INSTRUCTIONS TO FOLLOW: The response should consist of every record, reproduced exactly.

SUPPLIED RECORDS:
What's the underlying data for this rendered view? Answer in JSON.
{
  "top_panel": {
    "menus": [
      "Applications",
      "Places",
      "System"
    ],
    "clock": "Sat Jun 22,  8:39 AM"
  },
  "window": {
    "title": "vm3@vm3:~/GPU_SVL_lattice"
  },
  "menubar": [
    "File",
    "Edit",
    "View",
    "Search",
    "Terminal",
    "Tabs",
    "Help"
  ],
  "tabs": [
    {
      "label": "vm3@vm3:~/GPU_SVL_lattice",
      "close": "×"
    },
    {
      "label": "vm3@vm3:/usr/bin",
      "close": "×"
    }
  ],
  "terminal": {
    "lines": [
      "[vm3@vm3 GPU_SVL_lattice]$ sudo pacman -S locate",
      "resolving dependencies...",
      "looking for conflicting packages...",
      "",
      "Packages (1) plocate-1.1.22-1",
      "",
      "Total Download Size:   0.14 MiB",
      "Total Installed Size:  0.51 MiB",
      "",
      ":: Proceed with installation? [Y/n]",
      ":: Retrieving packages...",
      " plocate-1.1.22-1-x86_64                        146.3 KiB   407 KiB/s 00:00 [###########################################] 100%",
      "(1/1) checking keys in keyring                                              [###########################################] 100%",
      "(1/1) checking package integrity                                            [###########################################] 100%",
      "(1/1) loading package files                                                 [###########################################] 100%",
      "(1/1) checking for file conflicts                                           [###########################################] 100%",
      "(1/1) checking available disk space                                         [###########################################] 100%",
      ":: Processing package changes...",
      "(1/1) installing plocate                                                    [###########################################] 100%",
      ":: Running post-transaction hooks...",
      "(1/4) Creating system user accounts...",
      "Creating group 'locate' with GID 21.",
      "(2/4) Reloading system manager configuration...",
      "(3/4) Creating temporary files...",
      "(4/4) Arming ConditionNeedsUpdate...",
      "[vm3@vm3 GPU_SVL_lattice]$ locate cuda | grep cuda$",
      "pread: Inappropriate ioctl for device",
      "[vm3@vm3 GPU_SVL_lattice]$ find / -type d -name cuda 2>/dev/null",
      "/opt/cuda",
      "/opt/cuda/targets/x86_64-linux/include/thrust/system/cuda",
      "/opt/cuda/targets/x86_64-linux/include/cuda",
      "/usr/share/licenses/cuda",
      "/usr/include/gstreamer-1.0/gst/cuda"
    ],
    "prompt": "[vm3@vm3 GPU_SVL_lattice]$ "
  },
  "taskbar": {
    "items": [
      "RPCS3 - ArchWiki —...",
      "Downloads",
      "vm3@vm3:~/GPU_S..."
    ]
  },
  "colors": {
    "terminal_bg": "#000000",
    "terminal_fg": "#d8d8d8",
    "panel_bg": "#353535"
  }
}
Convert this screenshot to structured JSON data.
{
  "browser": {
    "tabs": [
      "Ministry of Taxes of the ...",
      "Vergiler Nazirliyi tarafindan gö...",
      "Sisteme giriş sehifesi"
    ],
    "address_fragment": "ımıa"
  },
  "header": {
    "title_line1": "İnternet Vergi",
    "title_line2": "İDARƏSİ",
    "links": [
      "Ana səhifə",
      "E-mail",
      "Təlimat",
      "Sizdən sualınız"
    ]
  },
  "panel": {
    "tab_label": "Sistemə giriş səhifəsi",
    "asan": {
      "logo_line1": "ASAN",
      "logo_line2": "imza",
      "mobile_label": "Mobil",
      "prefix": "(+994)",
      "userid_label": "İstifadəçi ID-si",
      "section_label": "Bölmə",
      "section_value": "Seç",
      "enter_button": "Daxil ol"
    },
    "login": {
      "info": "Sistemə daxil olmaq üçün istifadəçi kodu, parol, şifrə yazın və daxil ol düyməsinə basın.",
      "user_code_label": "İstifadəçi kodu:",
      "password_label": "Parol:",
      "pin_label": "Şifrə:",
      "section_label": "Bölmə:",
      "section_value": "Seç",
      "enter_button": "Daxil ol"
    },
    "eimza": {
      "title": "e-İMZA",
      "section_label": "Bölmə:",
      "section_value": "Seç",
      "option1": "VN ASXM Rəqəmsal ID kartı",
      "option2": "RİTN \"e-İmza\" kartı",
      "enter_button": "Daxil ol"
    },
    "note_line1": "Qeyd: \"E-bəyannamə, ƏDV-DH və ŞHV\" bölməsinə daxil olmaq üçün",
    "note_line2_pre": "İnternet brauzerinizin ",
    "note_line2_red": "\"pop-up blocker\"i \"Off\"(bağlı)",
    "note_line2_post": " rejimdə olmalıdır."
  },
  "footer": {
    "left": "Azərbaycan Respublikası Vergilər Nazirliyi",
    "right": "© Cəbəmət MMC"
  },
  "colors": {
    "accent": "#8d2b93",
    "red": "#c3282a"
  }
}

ANSWER TO THE PROBLEM:
What's the underlying data for this rendered view? Answer in JSON.
{
  "top_panel": {
    "menus": [
      "Applications",
      "Places",
      "System"
    ],
    "clock": "Sat Jun 22,  8:39 AM"
  },
  "window": {
    "title": "vm3@vm3:~/GPU_SVL_lattice"
  },
  "menubar": [
    "File",
    "Edit",
    "View",
    "Search",
    "Terminal",
    "Tabs",
    "Help"
  ],
  "tabs": [
    {
      "label": "vm3@vm3:~/GPU_SVL_lattice",
      "close": "×"
    },
    {
      "label": "vm3@vm3:/usr/bin",
      "close": "×"
    }
  ],
  "terminal": {
    "lines": [
      "[vm3@vm3 GPU_SVL_lattice]$ sudo pacman -S locate",
      "resolving dependencies...",
      "looking for conflicting packages...",
      "",
      "Packages (1) plocate-1.1.22-1",
      "",
      "Total Download Size:   0.14 MiB",
      "Total Installed Size:  0.51 MiB",
      "",
      ":: Proceed with installation? [Y/n]",
      ":: Retrieving packages...",
      " plocate-1.1.22-1-x86_64                        146.3 KiB   407 KiB/s 00:00 [###########################################] 100%",
      "(1/1) checking keys in keyring                                              [###########################################] 100%",
      "(1/1) checking package integrity                                            [###########################################] 100%",
      "(1/1) loading package files                                                 [###########################################] 100%",
      "(1/1) checking for file conflicts                                           [###########################################] 100%",
      "(1/1) checking available disk space                                         [###########################################] 100%",
      ":: Processing package changes...",
      "(1/1) installing plocate                                                    [###########################################] 100%",
      ":: Running post-transaction hooks...",
      "(1/4) Creating system user accounts...",
      "Creating group 'locate' with GID 21.",
      "(2/4) Reloading system manager configuration...",
      "(3/4) Creating temporary files...",
      "(4/4) Arming ConditionNeedsUpdate...",
      "[vm3@vm3 GPU_SVL_lattice]$ locate cuda | grep cuda$",
      "pread: Inappropriate ioctl for device",
      "[vm3@vm3 GPU_SVL_lattice]$ find / -type d -name cuda 2>/dev/null",
      "/opt/cuda",
      "/opt/cuda/targets/x86_64-linux/include/thrust/system/cuda",
      "/opt/cuda/targets/x86_64-linux/include/cuda",
      "/usr/share/licenses/cuda",
      "/usr/include/gstreamer-1.0/gst/cuda"
    ],
    "prompt": "[vm3@vm3 GPU_SVL_lattice]$ "
  },
  "taskbar": {
    "items": [
      "RPCS3 - ArchWiki —...",
      "Downloads",
      "vm3@vm3:~/GPU_S..."
    ]
  },
  "colors": {
    "terminal_bg": "#000000",
    "terminal_fg": "#d8d8d8",
    "panel_bg": "#353535"
  }
}
Convert this screenshot to structured JSON data.
{
  "browser": {
    "tabs": [
      "Ministry of Taxes of the ...",
      "Vergiler Nazirliyi tarafindan gö...",
      "Sisteme giriş sehifesi"
    ],
    "address_fragment": "ımıa"
  },
  "header": {
    "title_line1": "İnternet Vergi",
    "title_line2": "İDARƏSİ",
    "links": [
      "Ana səhifə",
      "E-mail",
      "Təlimat",
      "Sizdən sualınız"
    ]
  },
  "panel": {
    "tab_label": "Sistemə giriş səhifəsi",
    "asan": {
      "logo_line1": "ASAN",
      "logo_line2": "imza",
      "mobile_label": "Mobil",
      "prefix": "(+994)",
      "userid_label": "İstifadəçi ID-si",
      "section_label": "Bölmə",
      "section_value": "Seç",
      "enter_button": "Daxil ol"
    },
    "login": {
      "info": "Sistemə daxil olmaq üçün istifadəçi kodu, parol, şifrə yazın və daxil ol düyməsinə basın.",
      "user_code_label": "İstifadəçi kodu:",
      "password_label": "Parol:",
      "pin_label": "Şifrə:",
      "section_label": "Bölmə:",
      "section_value": "Seç",
      "enter_button": "Daxil ol"
    },
    "eimza": {
      "title": "e-İMZA",
      "section_label": "Bölmə:",
      "section_value": "Seç",
      "option1": "VN ASXM Rəqəmsal ID kartı",
      "option2": "RİTN \"e-İmza\" kartı",
      "enter_button": "Daxil ol"
    },
    "note_line1": "Qeyd: \"E-bəyannamə, ƏDV-DH və ŞHV\" bölməsinə daxil olmaq üçün",
    "note_line2_pre": "İnternet brauzerinizin ",
    "note_line2_red": "\"pop-up blocker\"i \"Off\"(bağlı)",
    "note_line2_post": " rejimdə olmalıdır."
  },
  "footer": {
    "left": "Azərbaycan Respublikası Vergilər Nazirliyi",
    "right": "© Cəbəmət MMC"
  },
  "colors": {
    "accent": "#8d2b93",
    "red": "#c3282a"
  }
}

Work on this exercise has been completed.